The image of the UNC student newspaper’s front page is getting national attention the day after a fatal shooting stunned the Chapel Hill campus.
Tuesday night, Caitlyn Yeade, The Daily Tar Heel’s print managing editor, unveiled the front page of Wednesday’s print edition on X, formerly known as Twitter.
It’s a full page of text messages sent and received by students covered the front — mostly in black type, some in red. The page starts with “Are you safe? Where are you? Are you alone?” and ends with this: “Don’t stop texting me.”
The dramatic image represented the culmination of over 24 hours of coverage provided by the independent student news outlet after the lockdown paralyzed the campus. A professor was fatally shot with a graduate student charged with first-degree murder for his death.
“I shed many tears while typing up these heart-wrenching text messages sent and received by UNC students yesterday,” Yeade wrote.
The tweet with the front page had thousands of likes, retweets and bookmarks within hours.
Like any news outlet, the staff of The Daily Tar Heel sprung into action to report on the major story of the day: sorting through conflicting updates, making decisions about when to publish details of the investigation.
But unlike other news outlets, the students were living the fear and anxiety in real time moment by moment.

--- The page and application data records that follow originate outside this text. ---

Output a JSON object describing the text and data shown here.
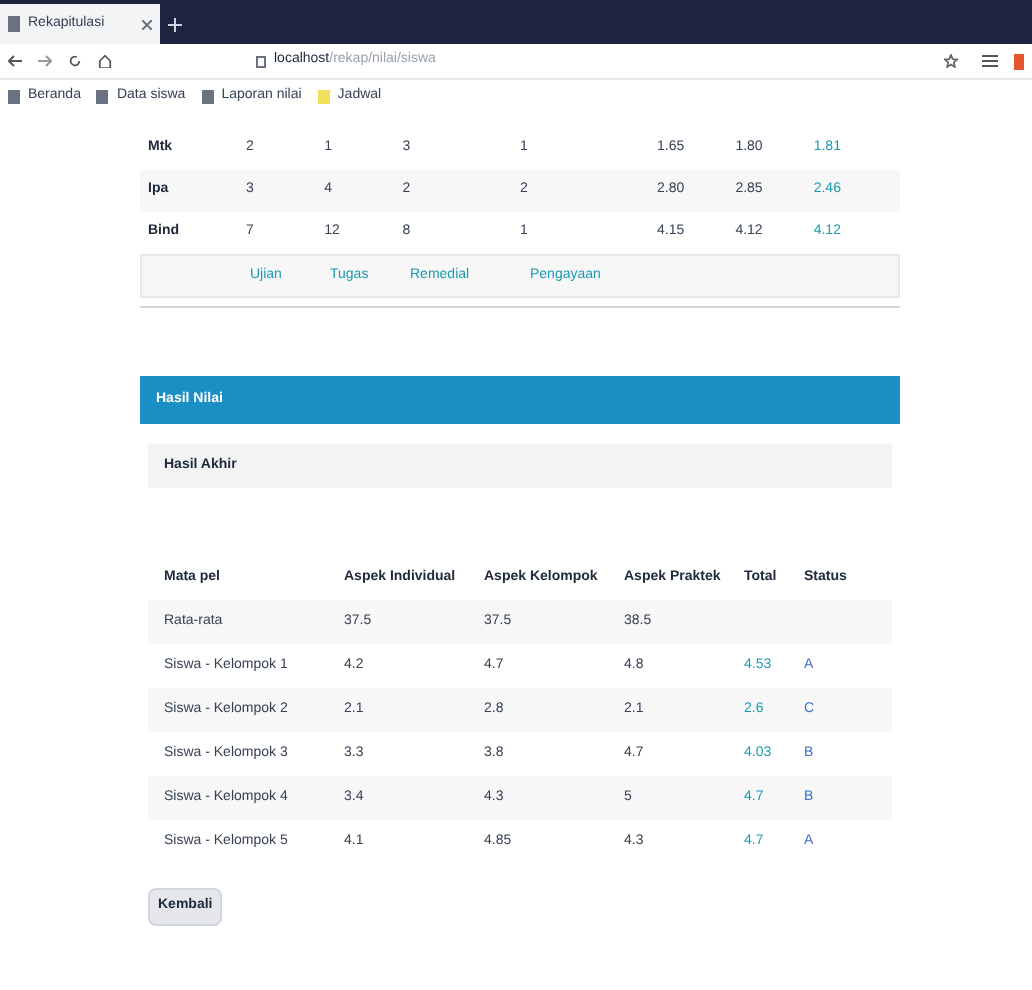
{
  "browser": {
    "tab_title": "Rekapitulasi",
    "url_host": "localhost",
    "url_path": "/rekap/nilai/siswa",
    "bookmarks": [
      "Beranda",
      "Data siswa",
      "Laporan nilai",
      "Jadwal"
    ]
  },
  "summary_table": {
    "rows": [
      {
        "label": "Mtk",
        "cells": [
          "2",
          "1",
          "3",
          "1",
          "1.65",
          "1.80",
          "1.81"
        ]
      },
      {
        "label": "Ipa",
        "cells": [
          "3",
          "4",
          "2",
          "2",
          "2.80",
          "2.85",
          "2.46"
        ]
      },
      {
        "label": "Bind",
        "cells": [
          "7",
          "12",
          "8",
          "1",
          "4.15",
          "4.12",
          "4.12"
        ]
      }
    ],
    "footer_links": [
      "Ujian",
      "Tugas",
      "Remedial",
      "Pengayaan"
    ]
  },
  "section": {
    "title": "Hasil Nilai",
    "subtitle": "Hasil Akhir"
  },
  "results_table": {
    "columns": [
      "Mata pel",
      "Aspek Individual",
      "Aspek Kelompok",
      "Aspek Praktek",
      "Total",
      "Status"
    ],
    "rows": [
      {
        "cells": [
          "Rata-rata",
          "37.5",
          "37.5",
          "38.5",
          "",
          ""
        ]
      },
      {
        "cells": [
          "Siswa - Kelompok 1",
          "4.2",
          "4.7",
          "4.8",
          "4.53",
          "A"
        ]
      },
      {
        "cells": [
          "Siswa - Kelompok 2",
          "2.1",
          "2.8",
          "2.1",
          "2.6",
          "C"
        ]
      },
      {
        "cells": [
          "Siswa - Kelompok 3",
          "3.3",
          "3.8",
          "4.7",
          "4.03",
          "B"
        ]
      },
      {
        "cells": [
          "Siswa - Kelompok 4",
          "3.4",
          "4.3",
          "5",
          "4.7",
          "B"
        ]
      },
      {
        "cells": [
          "Siswa - Kelompok 5",
          "4.1",
          "4.85",
          "4.3",
          "4.7",
          "A"
        ]
      }
    ]
  },
  "back_button": "Kembali"
}
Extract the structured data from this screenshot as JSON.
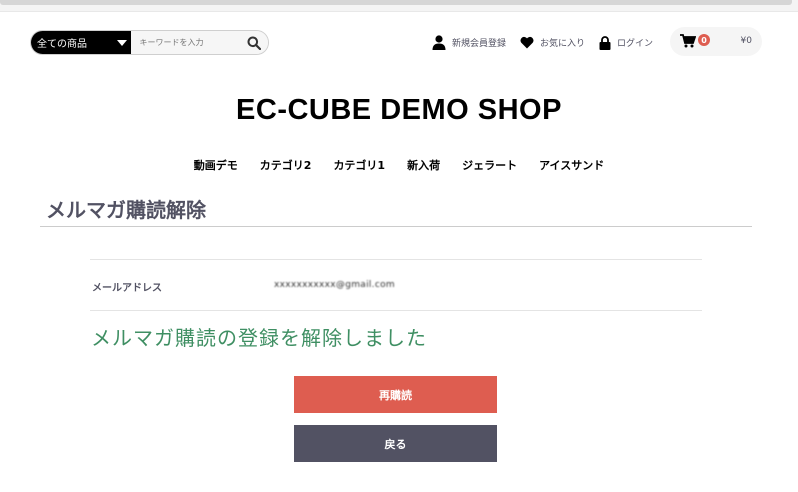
{
  "search": {
    "category_selected": "全ての商品",
    "keyword_placeholder": "キーワードを入力"
  },
  "header": {
    "links": {
      "signup": "新規会員登録",
      "favorites": "お気に入り",
      "login": "ログイン"
    },
    "cart": {
      "count": "0",
      "total": "¥0"
    }
  },
  "shop": {
    "title": "EC-CUBE DEMO SHOP"
  },
  "category_nav": [
    "動画デモ",
    "カテゴリ2",
    "カテゴリ1",
    "新入荷",
    "ジェラート",
    "アイスサンド"
  ],
  "page": {
    "title": "メルマガ購読解除",
    "email_label": "メールアドレス",
    "email_value": "xxxxxxxxxxx@gmail.com",
    "message": "メルマガ購読の登録を解除しました",
    "resubscribe_button": "再購読",
    "back_button": "戻る"
  },
  "colors": {
    "accent": "#de5d50",
    "dark": "#525263",
    "success": "#3f8f63"
  },
  "icons": [
    "caret-down-icon",
    "search-icon",
    "user-icon",
    "heart-icon",
    "lock-icon",
    "cart-icon"
  ]
}
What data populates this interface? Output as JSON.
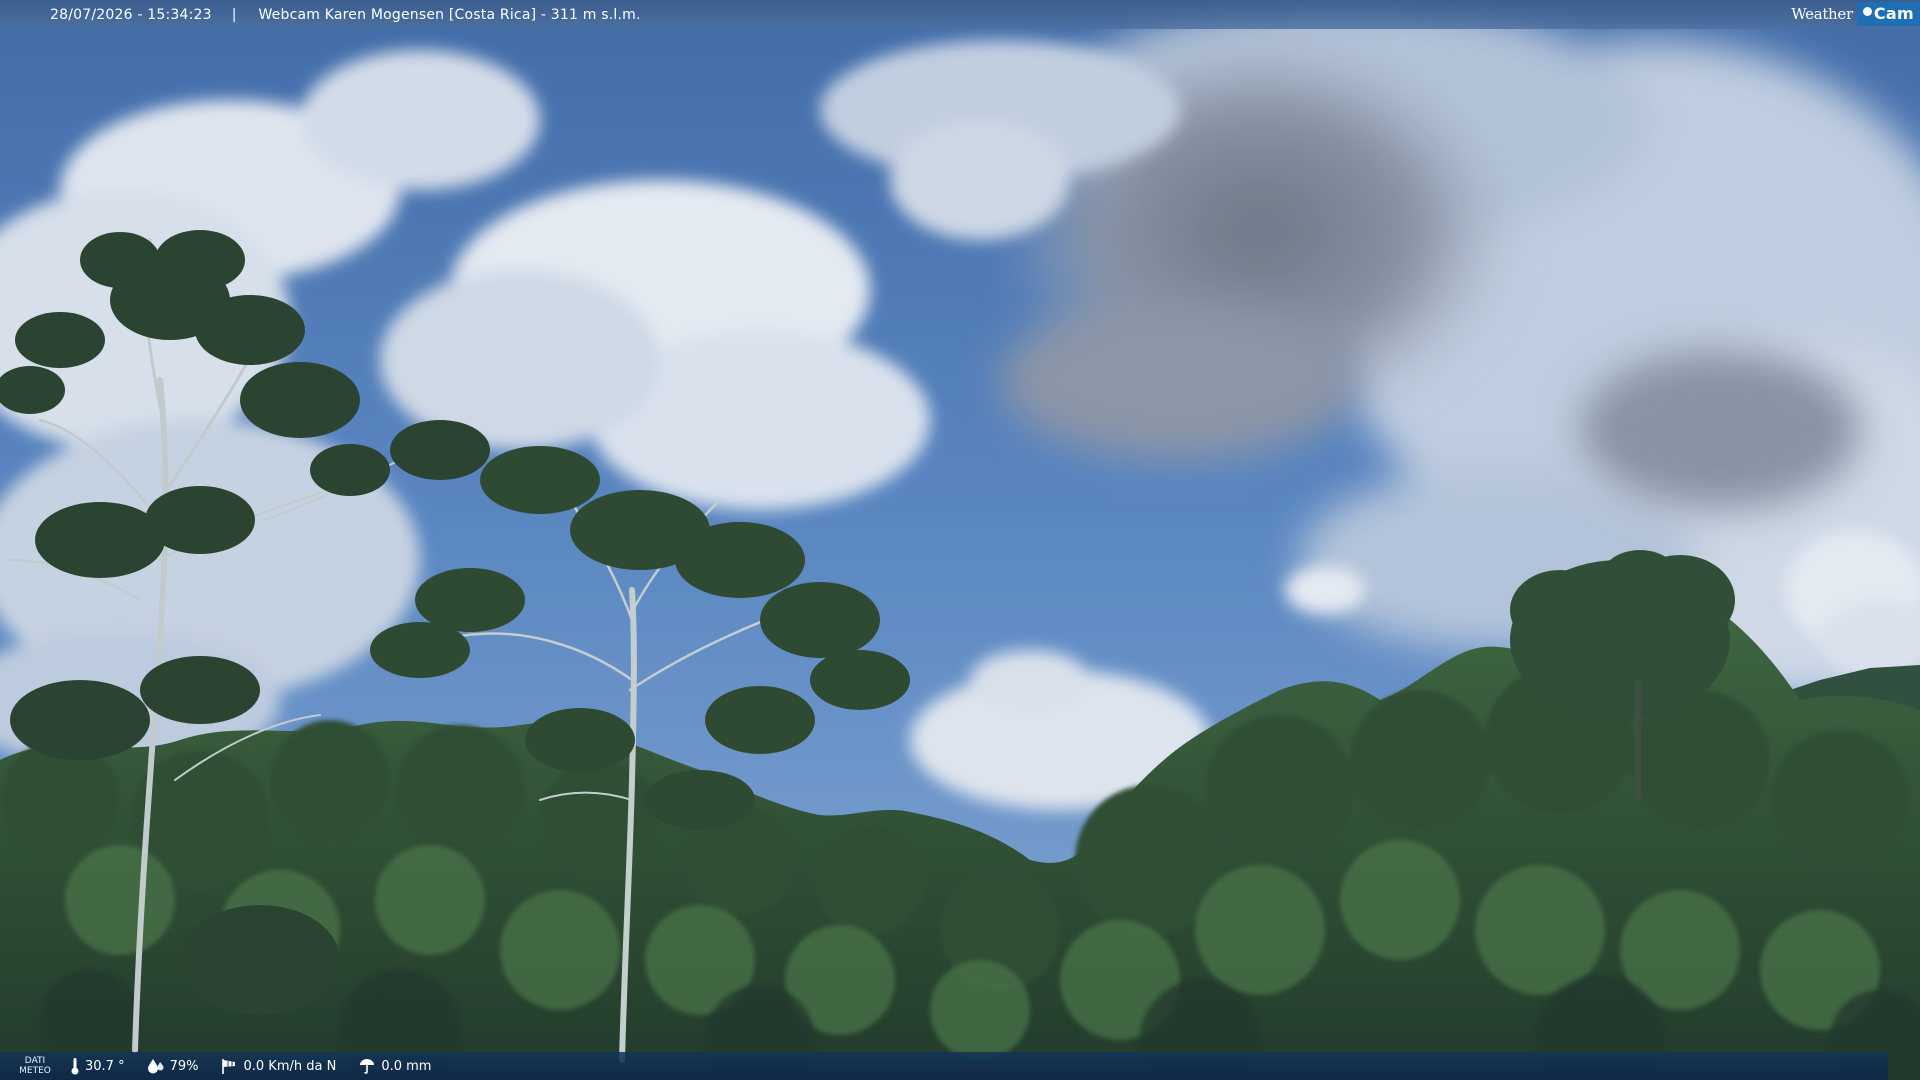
{
  "header": {
    "timestamp": "28/07/2026 - 15:34:23",
    "separator": "|",
    "title": "Webcam Karen Mogensen [Costa Rica]  - 311 m s.l.m."
  },
  "logo": {
    "left": "Weather",
    "right": "Cam"
  },
  "footer": {
    "label_line1": "DATI",
    "label_line2": "METEO",
    "temperature": "30.7 °",
    "humidity": "79%",
    "wind": "0.0 Km/h da N",
    "rain": "0.0 mm"
  },
  "icons": {
    "temperature": "thermometer-icon",
    "humidity": "drop-icon",
    "wind": "windsock-icon",
    "rain": "rain-gauge-icon"
  },
  "colors": {
    "sky": "#4a78b8",
    "cloud": "#dde4ee",
    "dark_cloud": "#7f8796",
    "forest_dark": "#1f3a22",
    "forest_mid": "#2f5530",
    "brand_blue": "#1f6fb5"
  }
}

On the first day of the second week of classes of a new school year, they were huddled for three hours in classrooms and closets, unsure of what was happening in a classroom building in the central part of campus.
Monday afternoon, Emmy Martin, editor-in-chief of The Daily Tar Heel, tweeted a link to a story about the lockdown that had paralyzed the UNC campus in Chapel Hill.
“Currently covering the active dangerous situation on UNC’s campus, live updates posted here,” she wrote on X, formerly known as Twitter, linking to a story from the university’s independent student newspaper.
She followed that with a post that showed how close she was to the situation: “I am sheltering/in lockdown in a campus building with about 30 other students.
“Atmosphere is tense, but folks are remaining calm. It’s been 2.5 hours since we received the first alert about an armed person on campus. Waiting for more information from UNC on what to do.”
Students report from lockdown
The story from the DTH, as the paper is known, reported the first campus alert at 1:04 p.m. The same story was updated at least 14 times over the course of Monday into Tuesday, and students posted live updates on X from a press conference with the chancellor and police chief.
On Tuesday, reporters and a photographer were dispatched to the Orange County Courthouse in Hillsborough for the suspect’s first appearance.
They wrote about classes being canceled for the second consecutive day.
And opinion columnist Zari Taylor, a Ph.D student and instructor, wrote how today’s students have grown up in an era of shootings at schools and universities; those who survived the Sandy Hook Elementary mass shooting are now in college, Taylor wrote. These kinds of shootings, she wrote, have become the norm.
“Because these incidents occur so frequently, we can become desensitized and numb to them – even when they’re so close to home,” Taylor wrote. “We often want to resume a ‘normal’ after such occurrences, but how can we when there has just been so much loss? How much time is enough?”
Georgia Roda-Moorhead wrote a column about collapsing in her mother’s arms an hour away after she got the all-clear to leave her barricaded classroom. The headline of her column: “A love letter to those grieving: You are not alone.”